Military commanders have to contend with a new cyber domain that calls for responsive, “agile” software development.
The increasing nature of computing capabilities, the number of technologies that are interconnected to the cyber world, the amount of data generated, and the speed at which data is reported are all reshaping everyday life. To harness this new dynamic, the commercial computer industry has already switched to a more agile way of developing software. More and more, the military is moving to advance the development of cyber-based infrastructure under this changing environment.
“These are really interesting times, with the broad Internet of Things, and how software has taken on a new position in our everyday lives,” says Todd Probert, vice president of mission support and modernization at Raytheon Company’s Intelligence, Information and Services division. “The dynamic of increasing computing power is creeping its way into everything, and it’s the same with the military. There really is an explosion of data within the battlespace.”
For the military, essentially it’s about three things: data, speed and interconnectivity, explains Probert. Data is coming from everywhere, from new sensors coming online to higher resolution visual information and multi-domain operations.
“Our commanders in the field are trying to contend with what to do with all this increasing data, and it is really coming down to speed,” Probert says. “Commanders on the battlefield are deciding what to make of all the data, and taking that data to a decision point, and then taking that decision point to an action. All these things are coming together to make up a huge inflection point in how we fight today’s and tomorrow’s battles.”
Gone are the old ways of developing so-called stovepipe software systems—systems that only functioned individually and did not share data or coding, with little machine-to-machine interaction.
Emerging today are software-driven changes that enable a new way of developing computer-related tools, Probert comments.
The old way of developing software, known as the “waterfall” method, involved stages of developing the concept and requirements, analysis, design, construction, testing and deployment, which could take years.
“That way doesn’t work anymore,” Probert declares.
The DOD is looking to embrace the commercial industry’s trend: open architecture construction, use of data standards, multidomain functionality, applications architecture and an overall architecture that allows for cyber resiliency. Under this method, end user requirements are adopted incrementally and decision-making is more autonomous, resulting in more rapid deployment of scalable, modular software.
“Instead of years or months or weeks to develop software or a system, we are now seeing software deployment in weeks or days or hours,” says Probert.

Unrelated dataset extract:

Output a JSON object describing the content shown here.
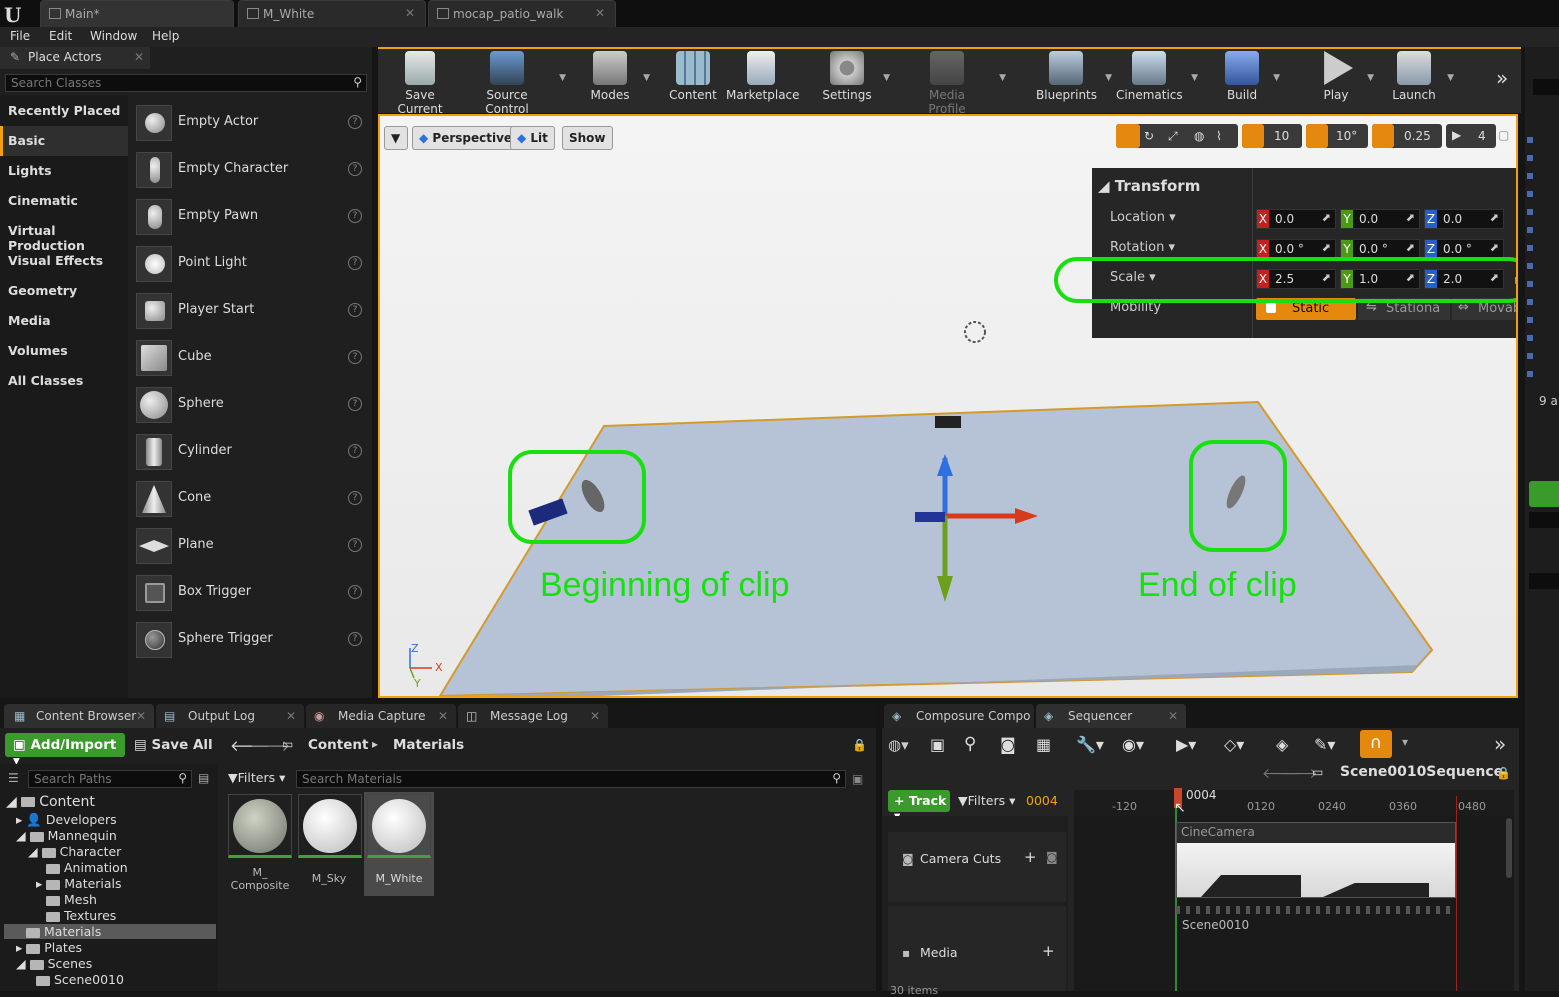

Raytheon is seeing this shift in its work with the U.S. Defense Department’s (DOD’s) Distributed Common Ground System (DCGS), which combines intelligence, surveillance and reconnaissance operations for joint and combined task force commanders, relates Probert. The DCGS software system enables interoperability for data/intelligence collection, processing, exploitation, dissemination and archiving.

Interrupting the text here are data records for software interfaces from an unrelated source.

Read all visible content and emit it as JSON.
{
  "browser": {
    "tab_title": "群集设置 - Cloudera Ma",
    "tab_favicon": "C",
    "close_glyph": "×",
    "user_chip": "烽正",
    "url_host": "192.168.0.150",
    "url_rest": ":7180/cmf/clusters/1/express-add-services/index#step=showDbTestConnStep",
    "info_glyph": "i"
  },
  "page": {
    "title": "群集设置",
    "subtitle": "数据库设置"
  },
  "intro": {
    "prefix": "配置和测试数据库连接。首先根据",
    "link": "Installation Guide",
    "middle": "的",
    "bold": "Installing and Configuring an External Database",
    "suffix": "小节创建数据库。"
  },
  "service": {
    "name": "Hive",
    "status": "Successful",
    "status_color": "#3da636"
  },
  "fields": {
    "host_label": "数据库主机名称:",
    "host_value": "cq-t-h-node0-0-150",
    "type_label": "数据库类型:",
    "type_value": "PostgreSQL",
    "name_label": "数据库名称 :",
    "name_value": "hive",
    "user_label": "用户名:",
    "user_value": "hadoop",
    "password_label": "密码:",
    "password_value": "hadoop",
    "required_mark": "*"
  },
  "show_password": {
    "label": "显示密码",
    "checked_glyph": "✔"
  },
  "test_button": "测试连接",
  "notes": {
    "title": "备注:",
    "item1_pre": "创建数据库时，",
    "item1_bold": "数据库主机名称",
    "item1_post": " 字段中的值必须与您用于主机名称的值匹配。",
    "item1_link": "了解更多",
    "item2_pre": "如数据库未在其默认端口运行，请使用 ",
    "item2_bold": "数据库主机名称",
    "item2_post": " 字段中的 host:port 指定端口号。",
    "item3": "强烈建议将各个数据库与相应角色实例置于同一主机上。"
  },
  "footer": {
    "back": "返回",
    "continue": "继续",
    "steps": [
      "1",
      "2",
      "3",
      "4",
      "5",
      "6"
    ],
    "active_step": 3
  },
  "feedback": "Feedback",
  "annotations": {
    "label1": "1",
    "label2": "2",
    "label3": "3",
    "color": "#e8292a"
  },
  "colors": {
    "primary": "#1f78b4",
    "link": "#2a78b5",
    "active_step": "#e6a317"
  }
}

“DCGS integrates new and emerging capabilities into an open architecture that is network agnostic and will enable seamless data management from tasking to collection to near real-time dissemination to the warfighter,” according to Raytheon.
The dynamic is what former Deputy Secretary of Defense Robert Work characterized as the U.S. military’s “third offset” strategy—a combination of technology, operational concepts and organizational constructs—or different ways of organizing U.S. forces.
“That’s the kind of call to arms we are seeing manifest across all of the command and control and battle management infrastructures,” says Probert. “It’s about the data—and the speed you employ that data—and it's about the ability to interconnect your systems to do just that.”
The remaining challenge is “wrapped up in the installation of basic weapon systems,” says Probert. Many weapons that are in use today were developed before cyber systems were even put in use, such as the A-10 Warthog, which provides critical close-air support. The aging fleet has to be retrofitted with new agile systems, and wrapped in cybersecurity measures.